The Israel National Trail (Shvil Israel) takes you across the entire country, providing a chance to see biblical sites, gorgeous scenery, and modern Israeli life. It passes through forests, deserts, villages, and historic sites.
Inaugurated in 1994, the Israel National Trail (INT) is managed by the Israel Trails Committee. The founders of the trail wanted to provide Israelis with a way to explore the country, drawing inspiration from the Appalachian Trails.
If you are planning a trip to Israel or looking for a new hiking destination, examine the following guide.
Israel National Trail Route Outline
The trail covers over 1000 kilometers, extending from the mountainous Upper Galilee to the waters of the red sea. Hiking the entire path takes three to eight weeks, depending on your hiking experience, pace, and which color marker you choose to follow.
Due to the length of the route, most hikers do not complete the entire trail. In 2010, the Israel Trails Committee divided the route into 12 smaller sections, allowing hikers to travel individual portions of the trail. Some of the sections provide short one-day or weekend hikes.
The trail starts at the northern edge of Israel in the Galilee near the Lebanon border. The region is mountainous and contains many cliffs. Some parts are deserted, while others feature planted forests and natural vegetation.
As you work your way south toward the center of the country, the landscape gives way to flat plains and various rural agricultural communities. The trail comes close to the densely populated cities while keeping you far enough away to remain surrounded by nature.
After you pass Jerusalem, the trail previously took you from Arad directly to HaMakhtesh HaKatan (the small crater). The 40-kilometer trek cut out the Dead Sea from the trail.
Toward the southern portion of the trail, the scenery changes to a barren desert landscape. This is the toughest portion of the route, requiring careful planning for water and supplies.

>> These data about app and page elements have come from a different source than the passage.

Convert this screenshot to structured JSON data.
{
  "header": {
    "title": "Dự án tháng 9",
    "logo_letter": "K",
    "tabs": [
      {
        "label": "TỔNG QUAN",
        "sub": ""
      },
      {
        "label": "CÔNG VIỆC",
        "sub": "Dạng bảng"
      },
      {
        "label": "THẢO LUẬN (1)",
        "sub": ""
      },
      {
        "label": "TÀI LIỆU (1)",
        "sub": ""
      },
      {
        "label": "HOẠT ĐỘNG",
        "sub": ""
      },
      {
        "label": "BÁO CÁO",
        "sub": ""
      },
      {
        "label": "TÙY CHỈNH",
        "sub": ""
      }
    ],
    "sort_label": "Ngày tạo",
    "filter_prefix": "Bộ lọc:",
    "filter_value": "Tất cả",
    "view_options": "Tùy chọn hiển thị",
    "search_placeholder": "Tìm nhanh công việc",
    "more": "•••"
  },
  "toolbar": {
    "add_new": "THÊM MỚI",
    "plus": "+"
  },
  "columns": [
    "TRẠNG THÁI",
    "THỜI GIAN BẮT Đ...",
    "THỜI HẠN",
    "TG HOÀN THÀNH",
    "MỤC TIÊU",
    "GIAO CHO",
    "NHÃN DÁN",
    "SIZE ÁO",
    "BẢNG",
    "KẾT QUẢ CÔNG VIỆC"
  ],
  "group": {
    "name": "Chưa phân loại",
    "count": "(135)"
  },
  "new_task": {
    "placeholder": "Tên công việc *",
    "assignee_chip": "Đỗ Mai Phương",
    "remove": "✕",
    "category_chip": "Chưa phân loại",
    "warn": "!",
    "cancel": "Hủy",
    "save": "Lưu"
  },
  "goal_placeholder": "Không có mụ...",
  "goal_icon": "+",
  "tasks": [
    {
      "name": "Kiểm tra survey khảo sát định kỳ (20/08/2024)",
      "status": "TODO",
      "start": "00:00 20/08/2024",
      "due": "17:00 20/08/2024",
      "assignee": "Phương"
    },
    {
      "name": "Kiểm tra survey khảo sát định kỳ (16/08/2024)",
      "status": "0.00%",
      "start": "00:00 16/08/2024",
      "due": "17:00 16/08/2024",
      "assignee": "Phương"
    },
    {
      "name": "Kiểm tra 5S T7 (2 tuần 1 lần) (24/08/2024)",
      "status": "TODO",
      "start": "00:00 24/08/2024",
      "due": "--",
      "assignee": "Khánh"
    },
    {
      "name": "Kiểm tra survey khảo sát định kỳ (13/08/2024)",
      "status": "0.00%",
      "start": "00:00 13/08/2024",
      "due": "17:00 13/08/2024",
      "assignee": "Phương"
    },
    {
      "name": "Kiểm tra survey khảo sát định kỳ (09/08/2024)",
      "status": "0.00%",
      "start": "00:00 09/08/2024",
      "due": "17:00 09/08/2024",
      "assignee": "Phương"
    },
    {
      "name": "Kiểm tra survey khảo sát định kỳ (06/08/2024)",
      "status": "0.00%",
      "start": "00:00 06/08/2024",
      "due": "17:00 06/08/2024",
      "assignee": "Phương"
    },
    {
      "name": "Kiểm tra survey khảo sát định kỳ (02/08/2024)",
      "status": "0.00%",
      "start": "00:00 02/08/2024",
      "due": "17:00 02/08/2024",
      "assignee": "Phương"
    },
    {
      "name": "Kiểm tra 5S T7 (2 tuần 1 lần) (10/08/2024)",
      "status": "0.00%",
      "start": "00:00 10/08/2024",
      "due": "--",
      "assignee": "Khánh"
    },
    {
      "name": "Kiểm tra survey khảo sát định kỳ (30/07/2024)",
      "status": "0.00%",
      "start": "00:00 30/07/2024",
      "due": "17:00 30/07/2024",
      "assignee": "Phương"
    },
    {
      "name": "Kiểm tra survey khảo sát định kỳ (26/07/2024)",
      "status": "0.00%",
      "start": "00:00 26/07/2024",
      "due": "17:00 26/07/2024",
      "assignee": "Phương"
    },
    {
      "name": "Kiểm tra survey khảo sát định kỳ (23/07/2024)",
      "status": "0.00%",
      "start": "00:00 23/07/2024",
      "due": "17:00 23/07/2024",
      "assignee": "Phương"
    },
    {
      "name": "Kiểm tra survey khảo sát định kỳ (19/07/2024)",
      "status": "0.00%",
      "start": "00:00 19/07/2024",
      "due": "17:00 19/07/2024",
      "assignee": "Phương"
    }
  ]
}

Tips for Your First Time Hiking the Israel Trail
Instead of walking 1000 kilometers, you can pick and choose the sections you want to hike. Many of these areas also start and end near cities or towns, making it easy to find accommodations. When choosing which part of the trail to travel, be sure to check the weather as different sections may be more difficult depending on weather conditions.
Bring lots of water. Temperatures can exceed 100-degrees Fahrenheit in the dry landscape of the Negev desert. The average person needs at least three liters of water per day when navigating the desert terrain.
Some portions of the trip may also require you to place caches of supplies at designated spots due to the remoteness of the region, especially in the rugged southern section of the Israel Trail. Experts recommend placing stashes south of Arad and near the bottom of the small crater.
When hiking in the desert terrain, take advantage of any shade that you find. Near the dry riverbeds, you are more likely to find occasional trees or shrubs that provide brief shelter from the sun.
Top Attractions and Detours on the Israel Trail
During your trek, you will come across quite a few attractions and several important cultural sites. For a rewarding experience, try stopping at some of these destinations.
Recent changes to the trail now make it easier to visit Masada during your hike. When you pass Arad, the trail takes you to the ancient fortress.
Located on top of a rocky plateau, Masada overlooks the Dead Sea to the east. You can visit some of the archeological sites, including a partially unearthed portion of the Northern Palace and the site of an ancient Byzantine church.
If you want to rest indoors during this leg of the Israel Trail, consider staying at a Masada lodge, hostel, or campsite, depending on the weather and your personal preference.
The Dead Sea
After passing through Masada, visit the Dead Sea and the Ein Bokek region. The Dead Sea is an important Biblical site. Sodom, Gomorra, and several other ancient cities were located on the shores of the sea.
The Dead Sea is the lowest point on Earth and is world-famous for its particular qualities. The high density of salt in the water allows you to float buoyantly, rather than swim.
In modern times, the Ein Bokek area has become a thriving resort district, with 14 different hotels and a wide variety of spas. Ein Bokek is also near the ruins of Metzad Bokek, an ancient Roman-era fortress, and the Bokek Stream.
Along with these attractions, the trail passes through many other significant sites, including Eilat, Ben Shemen Forest, and Jerusalem. For a full experience, try visiting as many of these areas as you can during your hike on the Israel National Trail.
Tel Dan Nature Preserve
The northernmost point of the trail is Kibbutz Dan, located near the site of the ancient city of Dan. The city was mentioned in the Hebrew Bible and one of the original bronze age gates remains.
Most of the area that was once occupied by the tribe of Dan is now a nature preserve. You can start your trip with a gentle hike through the lush vegetation and pass the Dan River, which is the largest of the three sources of the Jordan River.
To start the trek early in the day, stay in kibbutz Dan the night before. The village has many small hotels to accommodate travelers.